Melanie Heighway: Yeah. It's been very, very helpful and at the end of the day, I think we talk about this a lot with the localization industry, as we said before, about where do you in the organ? I think it doesn't so much matter where you sit as much as it matters that you have influence and you can influence the things that can help you be successful and then ultimately the company. So let's put aside the fact that we're in marketing because we could be in product as well as we wanted to and be more about, let's just make sure we have the impact that we're trying to achieve and yeah. I think for the most part, we've been able to do that, particularly by working together really closely and communicating on a very regular basis.
Adrian Cohn: Melanie, when you think about the future of Atlassian, the future of your role in localization at Atlassian and at large in the industry, what excites you the most?
Melanie Heighway: Yeah, I think it's about tapping into our potential really. I think, we, Atlassian, is an Australian company, as I mentioned and obviously we worked very closely with English customers initially but now we are doing very well internationally and I think there's just so much potential to do even better and to give a better international customer experience. So I'm excited about taking that to the next level but in terms of the localization industry, I'm really excited about how technology is evolving and what's available to us when I think about what we had about 15 years ago and I first came into the industry and how far we've come and what's available now, it blows my mind and just makes things a lot easier for us. We can turn content around faster with better quality. We have much better machine translation. It's just keeps evolving to a much better place. I'm really excited about where technology is going to take us as well.
Adrian Cohn: Well, we're excited about the technology component also and we think there's a lot of amazing opportunity to build even more agile localization teams out there and support companies like Atlassian and others to really make an incredible leap forward with their localization programs so that people anywhere today can get to know your products and services with as much opportunity as your native audience typically in English.

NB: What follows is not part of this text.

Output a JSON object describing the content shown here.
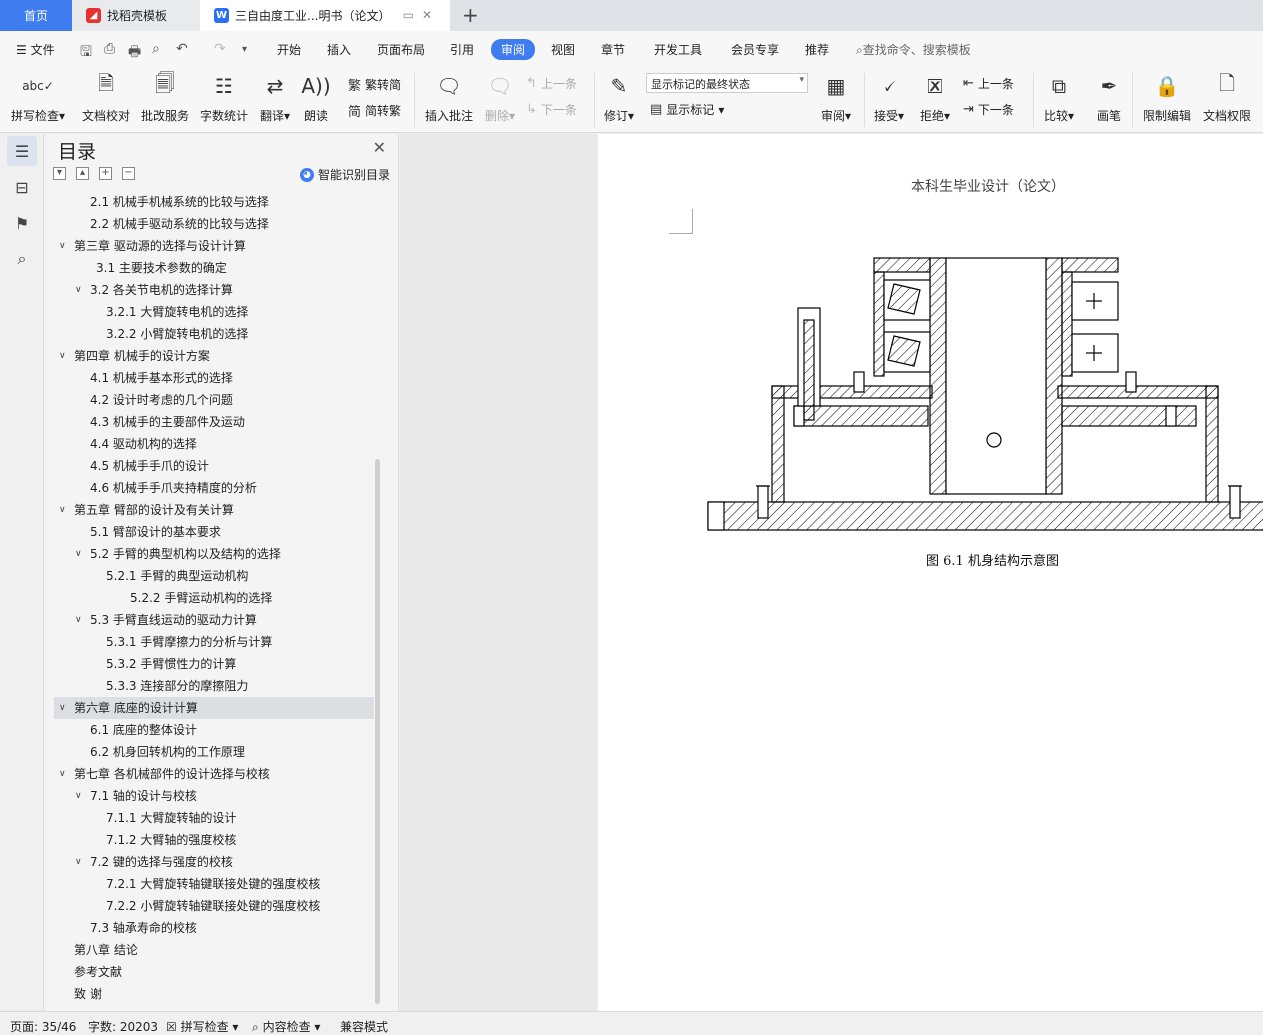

Melanie Heighway: Yeah. I mean, ultimately what we all strive for and localization is to make the customer feel like the product was made for them in their language initially and that it was never translated and that's what I always kind of keeping top of mind with our localization goals.
Adrian Cohn: Amazing. Melanie, it's been so much fun having you on The Loc Show. Thank you for being an amazing guest and I really can't wait one day meet you in person and have the chance to share a strong coffee in Australia.
Melanie Heighway: That would be great. I'm really looking forward to that, especially once we can travel again. That'll be fantastic.
Adrian Cohn: Thanks again for being on the show, Melanie.
Melanie Heighway: Thank you.
Adrian Cohn: I hope you enjoyed that conversation with Melanie as much as I did. If you liked this episode of The Loc Show, hit the subscribe button so the next episode we'll be waiting for you and if you loved the podcast, please leave a review. Five star reviews go along way. And if you're not ready to give a five star review, give our next episode a shot. We appreciate your listening. If you have any feedback or want us to interview one of your favorite people in localization, send me an email email@example.com. See you next week.